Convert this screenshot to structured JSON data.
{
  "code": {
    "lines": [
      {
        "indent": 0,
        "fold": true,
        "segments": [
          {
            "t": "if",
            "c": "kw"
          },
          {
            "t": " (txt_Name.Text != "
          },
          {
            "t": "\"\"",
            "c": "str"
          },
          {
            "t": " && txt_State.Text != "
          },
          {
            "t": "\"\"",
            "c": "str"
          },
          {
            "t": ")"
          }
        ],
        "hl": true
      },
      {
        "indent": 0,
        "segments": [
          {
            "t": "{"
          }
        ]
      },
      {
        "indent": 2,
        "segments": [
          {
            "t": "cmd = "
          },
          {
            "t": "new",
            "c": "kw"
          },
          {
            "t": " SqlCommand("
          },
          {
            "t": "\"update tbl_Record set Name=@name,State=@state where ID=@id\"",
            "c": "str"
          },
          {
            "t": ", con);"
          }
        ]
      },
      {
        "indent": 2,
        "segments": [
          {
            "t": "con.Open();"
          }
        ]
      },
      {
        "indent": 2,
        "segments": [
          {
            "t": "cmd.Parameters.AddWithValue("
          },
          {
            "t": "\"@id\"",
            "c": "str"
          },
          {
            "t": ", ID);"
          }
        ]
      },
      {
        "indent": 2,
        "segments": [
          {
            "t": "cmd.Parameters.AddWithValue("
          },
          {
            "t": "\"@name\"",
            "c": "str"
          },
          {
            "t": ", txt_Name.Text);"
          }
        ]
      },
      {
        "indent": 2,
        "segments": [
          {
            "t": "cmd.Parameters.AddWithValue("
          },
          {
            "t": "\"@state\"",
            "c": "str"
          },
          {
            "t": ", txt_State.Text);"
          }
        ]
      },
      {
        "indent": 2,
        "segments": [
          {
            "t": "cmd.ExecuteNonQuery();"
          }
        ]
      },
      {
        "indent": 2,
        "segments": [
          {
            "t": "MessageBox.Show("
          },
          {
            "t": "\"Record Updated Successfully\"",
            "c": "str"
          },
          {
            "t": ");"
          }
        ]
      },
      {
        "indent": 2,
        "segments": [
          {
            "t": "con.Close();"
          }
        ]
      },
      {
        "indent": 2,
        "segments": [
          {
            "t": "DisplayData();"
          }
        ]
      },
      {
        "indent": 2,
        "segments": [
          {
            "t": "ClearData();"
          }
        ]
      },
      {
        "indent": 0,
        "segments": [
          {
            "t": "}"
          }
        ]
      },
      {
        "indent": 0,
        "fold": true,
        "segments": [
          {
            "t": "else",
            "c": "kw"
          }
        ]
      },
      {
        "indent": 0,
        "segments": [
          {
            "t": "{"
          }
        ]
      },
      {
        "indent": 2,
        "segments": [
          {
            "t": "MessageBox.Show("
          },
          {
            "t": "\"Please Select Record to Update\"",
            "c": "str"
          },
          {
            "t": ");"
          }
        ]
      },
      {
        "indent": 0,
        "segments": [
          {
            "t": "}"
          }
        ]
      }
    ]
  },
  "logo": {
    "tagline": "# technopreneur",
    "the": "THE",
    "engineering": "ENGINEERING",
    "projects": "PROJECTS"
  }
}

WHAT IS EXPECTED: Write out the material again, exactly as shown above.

SOLVED EXERCISE:
Convert this screenshot to structured JSON data.
{
  "code": {
    "lines": [
      {
        "indent": 0,
        "fold": true,
        "segments": [
          {
            "t": "if",
            "c": "kw"
          },
          {
            "t": " (txt_Name.Text != "
          },
          {
            "t": "\"\"",
            "c": "str"
          },
          {
            "t": " && txt_State.Text != "
          },
          {
            "t": "\"\"",
            "c": "str"
          },
          {
            "t": ")"
          }
        ],
        "hl": true
      },
      {
        "indent": 0,
        "segments": [
          {
            "t": "{"
          }
        ]
      },
      {
        "indent": 2,
        "segments": [
          {
            "t": "cmd = "
          },
          {
            "t": "new",
            "c": "kw"
          },
          {
            "t": " SqlCommand("
          },
          {
            "t": "\"update tbl_Record set Name=@name,State=@state where ID=@id\"",
            "c": "str"
          },
          {
            "t": ", con);"
          }
        ]
      },
      {
        "indent": 2,
        "segments": [
          {
            "t": "con.Open();"
          }
        ]
      },
      {
        "indent": 2,
        "segments": [
          {
            "t": "cmd.Parameters.AddWithValue("
          },
          {
            "t": "\"@id\"",
            "c": "str"
          },
          {
            "t": ", ID);"
          }
        ]
      },
      {
        "indent": 2,
        "segments": [
          {
            "t": "cmd.Parameters.AddWithValue("
          },
          {
            "t": "\"@name\"",
            "c": "str"
          },
          {
            "t": ", txt_Name.Text);"
          }
        ]
      },
      {
        "indent": 2,
        "segments": [
          {
            "t": "cmd.Parameters.AddWithValue("
          },
          {
            "t": "\"@state\"",
            "c": "str"
          },
          {
            "t": ", txt_State.Text);"
          }
        ]
      },
      {
        "indent": 2,
        "segments": [
          {
            "t": "cmd.ExecuteNonQuery();"
          }
        ]
      },
      {
        "indent": 2,
        "segments": [
          {
            "t": "MessageBox.Show("
          },
          {
            "t": "\"Record Updated Successfully\"",
            "c": "str"
          },
          {
            "t": ");"
          }
        ]
      },
      {
        "indent": 2,
        "segments": [
          {
            "t": "con.Close();"
          }
        ]
      },
      {
        "indent": 2,
        "segments": [
          {
            "t": "DisplayData();"
          }
        ]
      },
      {
        "indent": 2,
        "segments": [
          {
            "t": "ClearData();"
          }
        ]
      },
      {
        "indent": 0,
        "segments": [
          {
            "t": "}"
          }
        ]
      },
      {
        "indent": 0,
        "fold": true,
        "segments": [
          {
            "t": "else",
            "c": "kw"
          }
        ]
      },
      {
        "indent": 0,
        "segments": [
          {
            "t": "{"
          }
        ]
      },
      {
        "indent": 2,
        "segments": [
          {
            "t": "MessageBox.Show("
          },
          {
            "t": "\"Please Select Record to Update\"",
            "c": "str"
          },
          {
            "t": ");"
          }
        ]
      },
      {
        "indent": 0,
        "segments": [
          {
            "t": "}"
          }
        ]
      }
    ]
  },
  "logo": {
    "tagline": "# technopreneur",
    "the": "THE",
    "engineering": "ENGINEERING",
    "projects": "PROJECTS"
  }
}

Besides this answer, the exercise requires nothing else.